- [Record extracts]
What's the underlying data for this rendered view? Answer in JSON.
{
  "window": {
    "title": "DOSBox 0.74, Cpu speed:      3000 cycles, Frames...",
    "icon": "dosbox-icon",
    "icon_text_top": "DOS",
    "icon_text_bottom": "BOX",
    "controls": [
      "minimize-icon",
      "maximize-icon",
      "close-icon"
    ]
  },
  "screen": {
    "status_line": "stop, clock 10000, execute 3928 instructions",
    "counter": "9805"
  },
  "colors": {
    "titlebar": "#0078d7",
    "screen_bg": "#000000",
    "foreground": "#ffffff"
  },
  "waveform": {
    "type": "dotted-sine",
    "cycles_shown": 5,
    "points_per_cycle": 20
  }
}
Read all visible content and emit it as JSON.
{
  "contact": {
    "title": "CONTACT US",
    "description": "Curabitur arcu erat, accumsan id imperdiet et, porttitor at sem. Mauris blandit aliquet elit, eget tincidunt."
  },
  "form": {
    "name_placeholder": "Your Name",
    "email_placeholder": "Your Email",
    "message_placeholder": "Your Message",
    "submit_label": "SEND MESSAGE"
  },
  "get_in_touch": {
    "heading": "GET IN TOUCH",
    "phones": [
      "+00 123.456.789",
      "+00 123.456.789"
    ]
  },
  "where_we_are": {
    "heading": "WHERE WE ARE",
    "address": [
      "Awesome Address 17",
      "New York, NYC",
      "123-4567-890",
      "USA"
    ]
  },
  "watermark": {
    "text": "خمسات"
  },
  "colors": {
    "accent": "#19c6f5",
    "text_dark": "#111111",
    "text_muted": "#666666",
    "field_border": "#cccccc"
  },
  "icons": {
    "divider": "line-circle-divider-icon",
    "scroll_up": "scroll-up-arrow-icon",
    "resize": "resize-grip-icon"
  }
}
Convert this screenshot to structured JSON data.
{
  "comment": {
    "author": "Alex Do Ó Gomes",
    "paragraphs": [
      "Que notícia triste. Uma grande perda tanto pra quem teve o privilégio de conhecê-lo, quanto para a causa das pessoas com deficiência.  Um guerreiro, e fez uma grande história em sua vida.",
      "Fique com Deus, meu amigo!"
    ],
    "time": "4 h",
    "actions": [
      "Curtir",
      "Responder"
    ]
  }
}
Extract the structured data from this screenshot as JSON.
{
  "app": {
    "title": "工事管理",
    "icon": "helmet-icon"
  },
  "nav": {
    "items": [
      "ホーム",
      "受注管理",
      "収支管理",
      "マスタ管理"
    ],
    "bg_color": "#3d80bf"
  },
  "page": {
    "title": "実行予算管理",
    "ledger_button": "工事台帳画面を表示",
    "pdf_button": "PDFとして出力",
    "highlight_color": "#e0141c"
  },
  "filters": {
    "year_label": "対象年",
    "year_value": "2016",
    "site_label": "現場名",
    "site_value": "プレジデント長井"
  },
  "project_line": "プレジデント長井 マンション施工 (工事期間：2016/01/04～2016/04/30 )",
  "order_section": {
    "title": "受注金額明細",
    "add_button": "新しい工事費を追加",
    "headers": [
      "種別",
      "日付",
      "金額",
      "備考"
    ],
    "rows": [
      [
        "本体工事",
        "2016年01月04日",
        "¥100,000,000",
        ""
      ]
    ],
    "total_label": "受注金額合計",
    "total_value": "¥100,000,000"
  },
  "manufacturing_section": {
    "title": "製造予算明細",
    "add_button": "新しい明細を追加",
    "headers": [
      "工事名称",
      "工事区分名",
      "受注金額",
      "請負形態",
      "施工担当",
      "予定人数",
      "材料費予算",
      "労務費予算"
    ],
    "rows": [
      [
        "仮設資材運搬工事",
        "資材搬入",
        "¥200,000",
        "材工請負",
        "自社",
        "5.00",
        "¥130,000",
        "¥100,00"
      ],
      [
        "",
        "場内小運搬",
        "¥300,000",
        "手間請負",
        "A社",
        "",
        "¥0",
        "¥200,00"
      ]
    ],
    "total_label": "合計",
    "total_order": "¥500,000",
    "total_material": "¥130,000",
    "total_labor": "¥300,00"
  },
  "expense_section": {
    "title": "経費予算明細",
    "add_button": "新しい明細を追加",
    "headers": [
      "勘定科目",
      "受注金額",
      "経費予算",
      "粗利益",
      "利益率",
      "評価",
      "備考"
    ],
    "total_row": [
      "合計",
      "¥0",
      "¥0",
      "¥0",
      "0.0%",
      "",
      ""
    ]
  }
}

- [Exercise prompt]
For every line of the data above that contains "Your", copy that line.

- [Task response]
    "name_placeholder": "Your Name",
    "email_placeholder": "Your Email",
    "message_placeholder": "Your Message",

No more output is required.